Thanks, Ken. If you can get Channel Nine to cover it you are laughing. Cameramen will work on community projects at any time, often enough. However, it has to be part of a valid news story if you want to go commercial like that. If the production of itself is just not going to make it to the news there, which it may or may not depending on lots of things, then look to place it in a wider context. What is the aboriginal context there? Is it topical? No? How can you make it topical? Who is known and newsworthy who can speak up for it? If no joy there, look for the controversy angle. It’s not about law, it’s about the people. Is someone there suffering from a drug issue locally, and wants to have a say, also? These are the sorts of things to look for and snap into place. The idea here is to get exposure for the production.

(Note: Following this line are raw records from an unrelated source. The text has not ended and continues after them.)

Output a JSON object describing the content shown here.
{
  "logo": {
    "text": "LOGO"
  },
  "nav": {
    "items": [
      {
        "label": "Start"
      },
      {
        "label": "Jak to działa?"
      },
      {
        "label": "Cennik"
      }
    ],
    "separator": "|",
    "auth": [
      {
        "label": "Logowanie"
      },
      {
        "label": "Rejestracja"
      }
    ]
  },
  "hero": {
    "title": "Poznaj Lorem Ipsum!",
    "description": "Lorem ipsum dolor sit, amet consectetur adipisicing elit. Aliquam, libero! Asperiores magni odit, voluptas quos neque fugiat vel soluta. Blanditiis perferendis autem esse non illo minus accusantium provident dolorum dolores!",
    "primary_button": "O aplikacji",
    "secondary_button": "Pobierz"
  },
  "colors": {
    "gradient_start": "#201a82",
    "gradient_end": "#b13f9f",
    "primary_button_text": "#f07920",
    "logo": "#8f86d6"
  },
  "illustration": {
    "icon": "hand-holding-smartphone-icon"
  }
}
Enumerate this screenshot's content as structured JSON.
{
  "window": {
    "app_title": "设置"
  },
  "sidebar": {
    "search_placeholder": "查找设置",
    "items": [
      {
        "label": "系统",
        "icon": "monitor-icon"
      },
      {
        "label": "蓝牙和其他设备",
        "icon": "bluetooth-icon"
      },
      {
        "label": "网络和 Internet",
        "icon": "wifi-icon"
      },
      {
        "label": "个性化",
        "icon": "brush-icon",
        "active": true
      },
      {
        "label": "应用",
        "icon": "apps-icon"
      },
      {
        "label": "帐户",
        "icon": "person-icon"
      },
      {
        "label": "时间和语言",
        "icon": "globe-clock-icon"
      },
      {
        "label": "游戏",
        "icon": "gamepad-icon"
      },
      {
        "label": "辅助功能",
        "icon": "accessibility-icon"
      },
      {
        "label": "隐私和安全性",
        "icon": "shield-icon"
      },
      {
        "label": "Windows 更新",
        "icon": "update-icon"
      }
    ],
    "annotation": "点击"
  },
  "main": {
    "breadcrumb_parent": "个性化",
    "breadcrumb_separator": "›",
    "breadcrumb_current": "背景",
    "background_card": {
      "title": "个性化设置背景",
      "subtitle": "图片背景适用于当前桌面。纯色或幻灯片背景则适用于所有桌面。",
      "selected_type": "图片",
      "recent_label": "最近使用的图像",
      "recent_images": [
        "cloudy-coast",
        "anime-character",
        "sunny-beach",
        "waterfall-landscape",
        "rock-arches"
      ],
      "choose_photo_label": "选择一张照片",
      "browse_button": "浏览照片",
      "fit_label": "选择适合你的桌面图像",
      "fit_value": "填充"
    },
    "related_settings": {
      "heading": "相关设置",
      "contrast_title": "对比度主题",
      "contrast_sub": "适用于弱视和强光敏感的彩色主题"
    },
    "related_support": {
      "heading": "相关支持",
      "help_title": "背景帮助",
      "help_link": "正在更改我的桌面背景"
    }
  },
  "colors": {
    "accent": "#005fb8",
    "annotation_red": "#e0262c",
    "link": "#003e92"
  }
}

Then, with that, try to get the cameraman to film the whole thing, deal with copyright later and from what follows.

Alternately, seek to use the stage for a private filming, and put the production to tape in private. If not, there must be somewhere where the production can be filmed.

Try to use this productively. There is a lot of energy in it by the looks. Who can speak up against it? Use it (it’s coverage!). Set up a challenge behind the scenes which you can then put to work publicly, by, perhaps, challenging the judge, or having someone affected (in the community, not in the production) by the issues raise challenge the judge, or challenge another example of inertia or fear of the issues the production raises. Try to get the issues into the paper from these community/real people perspectives into the local paper first, if needed, to spark it up a bit.

Peter
Peter
2022 years ago

ps. I’ve never had experience operating under a “donation” system; but wondering, what if the production were disseminated on that basis, for private use, does this infringe on copyright?

David Tiley
2022 years ago

Sue the buggers. At least do the initiating letter so they can show cause.

As Peter says, this sort of crap does have wider ramifications. You can’t change the rules after you start a competition. Lotta people slog their guts out only to find out they never stood a chance.

As an ex-insider to arts bureaucracies I can tell you it does go on.

jen
jen
2022 years ago

You lot are great. Yes we will film it, we have the stage on friday and we’ll do it during the tech runs and again during the show. Parish will post it here when we’re done. I will address the issue but what I really want is to create a series of cautionary teenage tales using this format. My daughter is 9 and out there already now – I’m preparing myself and her for a eyes wide open teenage try and kill yourself – and fail situation. Fail because you know about edges and respect them. A mother’s sensibility in a dance/drama teachers role.